Every entry must appear in the answer exactly as written.
◆ ◆ ◆ ◆ ◆ ◆ ◆
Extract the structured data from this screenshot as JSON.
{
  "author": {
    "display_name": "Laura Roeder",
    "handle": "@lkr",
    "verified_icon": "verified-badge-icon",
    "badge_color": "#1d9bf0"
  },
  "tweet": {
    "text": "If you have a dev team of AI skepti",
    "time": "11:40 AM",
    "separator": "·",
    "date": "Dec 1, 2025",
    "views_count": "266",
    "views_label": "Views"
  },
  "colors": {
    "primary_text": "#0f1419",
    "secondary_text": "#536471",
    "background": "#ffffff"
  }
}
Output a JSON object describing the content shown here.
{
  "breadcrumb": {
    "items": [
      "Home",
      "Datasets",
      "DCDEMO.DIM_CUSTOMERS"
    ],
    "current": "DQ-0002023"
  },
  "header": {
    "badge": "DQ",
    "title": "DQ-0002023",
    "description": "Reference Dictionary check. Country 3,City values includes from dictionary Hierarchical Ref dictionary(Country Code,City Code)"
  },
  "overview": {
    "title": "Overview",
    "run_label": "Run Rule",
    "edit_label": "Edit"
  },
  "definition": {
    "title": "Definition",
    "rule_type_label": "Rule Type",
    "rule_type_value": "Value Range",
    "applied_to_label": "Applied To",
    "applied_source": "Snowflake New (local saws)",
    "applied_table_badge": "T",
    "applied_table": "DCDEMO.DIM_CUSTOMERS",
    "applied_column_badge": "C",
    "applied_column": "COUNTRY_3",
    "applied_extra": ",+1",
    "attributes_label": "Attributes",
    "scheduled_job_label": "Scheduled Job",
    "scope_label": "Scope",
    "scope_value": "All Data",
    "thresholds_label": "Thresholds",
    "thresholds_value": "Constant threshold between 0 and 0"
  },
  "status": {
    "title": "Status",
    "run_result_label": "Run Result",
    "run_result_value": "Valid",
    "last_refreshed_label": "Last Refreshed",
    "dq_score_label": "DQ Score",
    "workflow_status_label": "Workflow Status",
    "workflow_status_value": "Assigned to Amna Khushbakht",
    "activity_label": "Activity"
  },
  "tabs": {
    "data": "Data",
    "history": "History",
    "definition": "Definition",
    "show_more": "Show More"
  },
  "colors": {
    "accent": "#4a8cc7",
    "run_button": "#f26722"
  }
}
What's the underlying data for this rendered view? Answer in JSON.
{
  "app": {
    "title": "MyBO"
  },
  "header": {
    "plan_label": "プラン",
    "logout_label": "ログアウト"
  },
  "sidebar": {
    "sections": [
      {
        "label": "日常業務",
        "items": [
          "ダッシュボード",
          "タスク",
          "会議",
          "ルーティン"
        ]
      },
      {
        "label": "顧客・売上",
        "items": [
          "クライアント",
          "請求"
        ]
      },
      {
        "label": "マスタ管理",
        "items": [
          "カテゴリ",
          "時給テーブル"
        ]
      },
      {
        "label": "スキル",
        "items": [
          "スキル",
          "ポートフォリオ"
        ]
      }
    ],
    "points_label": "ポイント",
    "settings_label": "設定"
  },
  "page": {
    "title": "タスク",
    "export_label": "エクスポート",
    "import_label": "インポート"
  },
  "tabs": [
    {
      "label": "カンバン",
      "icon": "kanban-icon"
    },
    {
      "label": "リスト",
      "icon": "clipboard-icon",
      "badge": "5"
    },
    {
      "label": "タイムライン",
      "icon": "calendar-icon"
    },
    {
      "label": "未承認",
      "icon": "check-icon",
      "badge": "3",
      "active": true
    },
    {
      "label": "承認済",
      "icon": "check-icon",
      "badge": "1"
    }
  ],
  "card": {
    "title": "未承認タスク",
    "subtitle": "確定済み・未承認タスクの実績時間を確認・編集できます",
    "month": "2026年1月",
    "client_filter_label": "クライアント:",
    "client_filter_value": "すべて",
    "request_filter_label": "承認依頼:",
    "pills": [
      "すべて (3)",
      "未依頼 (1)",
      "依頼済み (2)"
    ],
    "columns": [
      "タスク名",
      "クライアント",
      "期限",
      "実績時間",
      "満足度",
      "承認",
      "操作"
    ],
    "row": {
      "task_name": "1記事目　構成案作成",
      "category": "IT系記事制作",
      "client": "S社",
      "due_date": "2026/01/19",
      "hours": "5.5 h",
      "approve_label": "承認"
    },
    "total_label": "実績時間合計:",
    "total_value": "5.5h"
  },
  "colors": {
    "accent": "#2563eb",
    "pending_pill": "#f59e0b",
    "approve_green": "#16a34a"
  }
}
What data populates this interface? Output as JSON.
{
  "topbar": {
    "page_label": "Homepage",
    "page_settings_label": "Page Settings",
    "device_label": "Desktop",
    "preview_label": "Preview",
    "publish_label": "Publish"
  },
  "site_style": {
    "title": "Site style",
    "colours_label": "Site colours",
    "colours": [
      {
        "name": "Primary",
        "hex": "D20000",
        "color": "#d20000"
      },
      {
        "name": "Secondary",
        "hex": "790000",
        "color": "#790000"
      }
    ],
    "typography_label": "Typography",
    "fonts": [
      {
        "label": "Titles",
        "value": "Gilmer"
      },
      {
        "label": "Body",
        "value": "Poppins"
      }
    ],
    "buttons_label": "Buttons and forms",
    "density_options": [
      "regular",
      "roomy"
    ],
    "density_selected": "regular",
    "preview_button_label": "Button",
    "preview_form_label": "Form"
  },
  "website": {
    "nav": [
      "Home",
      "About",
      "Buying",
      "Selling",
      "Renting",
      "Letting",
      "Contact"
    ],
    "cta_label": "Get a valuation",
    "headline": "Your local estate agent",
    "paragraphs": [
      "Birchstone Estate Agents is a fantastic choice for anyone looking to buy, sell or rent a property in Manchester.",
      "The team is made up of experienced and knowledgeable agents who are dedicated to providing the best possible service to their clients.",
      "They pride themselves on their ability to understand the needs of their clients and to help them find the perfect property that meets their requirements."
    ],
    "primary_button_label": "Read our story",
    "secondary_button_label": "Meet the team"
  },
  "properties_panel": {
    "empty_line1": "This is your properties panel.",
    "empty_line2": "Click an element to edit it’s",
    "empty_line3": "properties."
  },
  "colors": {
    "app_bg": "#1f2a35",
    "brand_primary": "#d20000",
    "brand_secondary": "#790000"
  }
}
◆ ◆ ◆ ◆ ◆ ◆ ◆
- [Answer box]:
Extract the structured data from this screenshot as JSON.
{
  "author": {
    "display_name": "Laura Roeder",
    "handle": "@lkr",
    "verified_icon": "verified-badge-icon",
    "badge_color": "#1d9bf0"
  },
  "tweet": {
    "text": "If you have a dev team of AI skepti",
    "time": "11:40 AM",
    "separator": "·",
    "date": "Dec 1, 2025",
    "views_count": "266",
    "views_label": "Views"
  },
  "colors": {
    "primary_text": "#0f1419",
    "secondary_text": "#536471",
    "background": "#ffffff"
  }
}
Output a JSON object describing the content shown here.
{
  "breadcrumb": {
    "items": [
      "Home",
      "Datasets",
      "DCDEMO.DIM_CUSTOMERS"
    ],
    "current": "DQ-0002023"
  },
  "header": {
    "badge": "DQ",
    "title": "DQ-0002023",
    "description": "Reference Dictionary check. Country 3,City values includes from dictionary Hierarchical Ref dictionary(Country Code,City Code)"
  },
  "overview": {
    "title": "Overview",
    "run_label": "Run Rule",
    "edit_label": "Edit"
  },
  "definition": {
    "title": "Definition",
    "rule_type_label": "Rule Type",
    "rule_type_value": "Value Range",
    "applied_to_label": "Applied To",
    "applied_source": "Snowflake New (local saws)",
    "applied_table_badge": "T",
    "applied_table": "DCDEMO.DIM_CUSTOMERS",
    "applied_column_badge": "C",
    "applied_column": "COUNTRY_3",
    "applied_extra": ",+1",
    "attributes_label": "Attributes",
    "scheduled_job_label": "Scheduled Job",
    "scope_label": "Scope",
    "scope_value": "All Data",
    "thresholds_label": "Thresholds",
    "thresholds_value": "Constant threshold between 0 and 0"
  },
  "status": {
    "title": "Status",
    "run_result_label": "Run Result",
    "run_result_value": "Valid",
    "last_refreshed_label": "Last Refreshed",
    "dq_score_label": "DQ Score",
    "workflow_status_label": "Workflow Status",
    "workflow_status_value": "Assigned to Amna Khushbakht",
    "activity_label": "Activity"
  },
  "tabs": {
    "data": "Data",
    "history": "History",
    "definition": "Definition",
    "show_more": "Show More"
  },
  "colors": {
    "accent": "#4a8cc7",
    "run_button": "#f26722"
  }
}
What's the underlying data for this rendered view? Answer in JSON.
{
  "app": {
    "title": "MyBO"
  },
  "header": {
    "plan_label": "プラン",
    "logout_label": "ログアウト"
  },
  "sidebar": {
    "sections": [
      {
        "label": "日常業務",
        "items": [
          "ダッシュボード",
          "タスク",
          "会議",
          "ルーティン"
        ]
      },
      {
        "label": "顧客・売上",
        "items": [
          "クライアント",
          "請求"
        ]
      },
      {
        "label": "マスタ管理",
        "items": [
          "カテゴリ",
          "時給テーブル"
        ]
      },
      {
        "label": "スキル",
        "items": [
          "スキル",
          "ポートフォリオ"
        ]
      }
    ],
    "points_label": "ポイント",
    "settings_label": "設定"
  },
  "page": {
    "title": "タスク",
    "export_label": "エクスポート",
    "import_label": "インポート"
  },
  "tabs": [
    {
      "label": "カンバン",
      "icon": "kanban-icon"
    },
    {
      "label": "リスト",
      "icon": "clipboard-icon",
      "badge": "5"
    },
    {
      "label": "タイムライン",
      "icon": "calendar-icon"
    },
    {
      "label": "未承認",
      "icon": "check-icon",
      "badge": "3",
      "active": true
    },
    {
      "label": "承認済",
      "icon": "check-icon",
      "badge": "1"
    }
  ],
  "card": {
    "title": "未承認タスク",
    "subtitle": "確定済み・未承認タスクの実績時間を確認・編集できます",
    "month": "2026年1月",
    "client_filter_label": "クライアント:",
    "client_filter_value": "すべて",
    "request_filter_label": "承認依頼:",
    "pills": [
      "すべて (3)",
      "未依頼 (1)",
      "依頼済み (2)"
    ],
    "columns": [
      "タスク名",
      "クライアント",
      "期限",
      "実績時間",
      "満足度",
      "承認",
      "操作"
    ],
    "row": {
      "task_name": "1記事目　構成案作成",
      "category": "IT系記事制作",
      "client": "S社",
      "due_date": "2026/01/19",
      "hours": "5.5 h",
      "approve_label": "承認"
    },
    "total_label": "実績時間合計:",
    "total_value": "5.5h"
  },
  "colors": {
    "accent": "#2563eb",
    "pending_pill": "#f59e0b",
    "approve_green": "#16a34a"
  }
}
What data populates this interface? Output as JSON.
{
  "topbar": {
    "page_label": "Homepage",
    "page_settings_label": "Page Settings",
    "device_label": "Desktop",
    "preview_label": "Preview",
    "publish_label": "Publish"
  },
  "site_style": {
    "title": "Site style",
    "colours_label": "Site colours",
    "colours": [
      {
        "name": "Primary",
        "hex": "D20000",
        "color": "#d20000"
      },
      {
        "name": "Secondary",
        "hex": "790000",
        "color": "#790000"
      }
    ],
    "typography_label": "Typography",
    "fonts": [
      {
        "label": "Titles",
        "value": "Gilmer"
      },
      {
        "label": "Body",
        "value": "Poppins"
      }
    ],
    "buttons_label": "Buttons and forms",
    "density_options": [
      "regular",
      "roomy"
    ],
    "density_selected": "regular",
    "preview_button_label": "Button",
    "preview_form_label": "Form"
  },
  "website": {
    "nav": [
      "Home",
      "About",
      "Buying",
      "Selling",
      "Renting",
      "Letting",
      "Contact"
    ],
    "cta_label": "Get a valuation",
    "headline": "Your local estate agent",
    "paragraphs": [
      "Birchstone Estate Agents is a fantastic choice for anyone looking to buy, sell or rent a property in Manchester.",
      "The team is made up of experienced and knowledgeable agents who are dedicated to providing the best possible service to their clients.",
      "They pride themselves on their ability to understand the needs of their clients and to help them find the perfect property that meets their requirements."
    ],
    "primary_button_label": "Read our story",
    "secondary_button_label": "Meet the team"
  },
  "properties_panel": {
    "empty_line1": "This is your properties panel.",
    "empty_line2": "Click an element to edit it’s",
    "empty_line3": "properties."
  },
  "colors": {
    "app_bg": "#1f2a35",
    "brand_primary": "#d20000",
    "brand_secondary": "#790000"
  }
}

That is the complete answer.